Furthermore, there remains the risk that determined money launderers will simply adapt to the new disclosure requirements – for example, by continuing to use ‘fronts’ as named beneficial owners or directors, acting either willingly or through coercion. This may lead to a degree of false comfort if a high level of trust is placed in corporate filings. Although sanctions for non-compliance with company filings requirements will be increased, including criminal penalties, and nominee directors will be held to a greater degree of accountability for their actions with a strengthening of the director disqualification regime, this may not deter such activity entirely – particularly criminal enterprises. Furthermore, currently Companies House does not have an extensive investigatory capacity to ensure accuracy of information provided and, without such capacity, it would be unable to verify whether information provided on beneficial owners was correct.

In the UK, rather than seeking to increase the capacity for Companies House to independently validate the information that has been provided, the approach taken has been to place the onus on companies to ensure the quality and timeliness of information provided, and to apply stricter penalties for non-compliance. For this reason and, unless this situation changes – which appears unlikely given the government is seeking to reduce ‘red tape’ – those firms obliged to undertake Know Your Customer checks should not rely at face value on beneficial ownership information held at Companies House without seeking to confirm or corroborate its validity.

Levels of administrative pecuniary sanctions

Specific minimum sanctions for breach of AML/CTF requirements have been outlined under MLD4. The directive sets out provisions related to the level of administrative pecuniary sanctions applicable to financial institutions and to non-financial institutions. In relation to financial institutions, as regards legal persons, the level of maximum pecuniary sanctions shall be at least EUR 5 million or 10% of the total annual turnover. As regards natural persons, the maximum of pecuniary sanctions is of a least EUR 5 million.
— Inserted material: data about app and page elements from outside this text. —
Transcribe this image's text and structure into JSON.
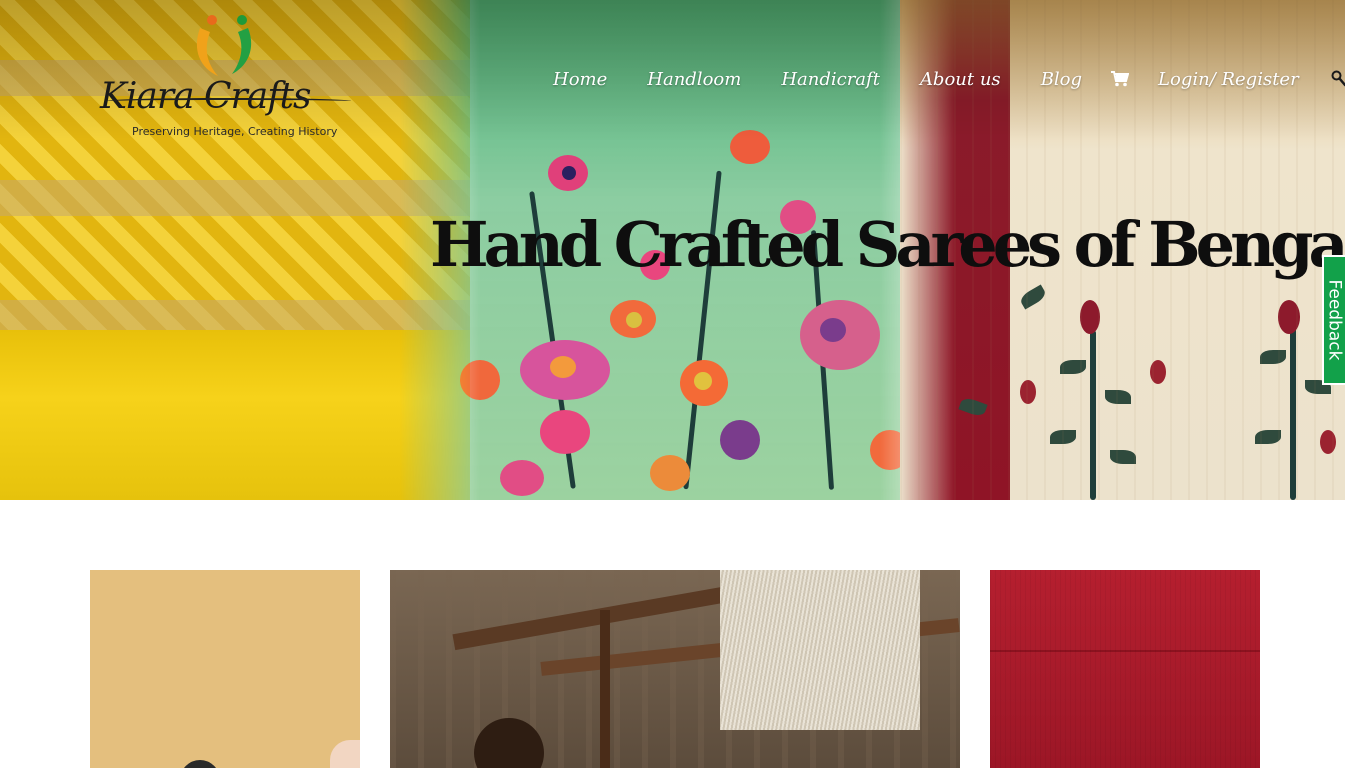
{
  "brand": {
    "name": "Kiara Crafts",
    "tagline": "Preserving Heritage, Creating History"
  },
  "nav": {
    "items": [
      {
        "label": "Home"
      },
      {
        "label": "Handloom"
      },
      {
        "label": "Handicraft"
      },
      {
        "label": "About us"
      },
      {
        "label": "Blog"
      }
    ],
    "cart_icon": "shopping-cart-icon",
    "account_label": "Login/ Register",
    "search_icon": "search-icon"
  },
  "hero": {
    "title": "Hand Crafted Sarees of Bengal"
  },
  "feedback": {
    "label": "Feedback",
    "color": "#12a14a"
  },
  "colors": {
    "nav_text": "#ffffff",
    "title_text": "#0e0e0e"
  }
}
MLD4 further states that, in the case of non-financial institutions, the maximum pecuniary sanctions is at least twice the amount of the benefit derived from the breach, or at least EUR 1 million.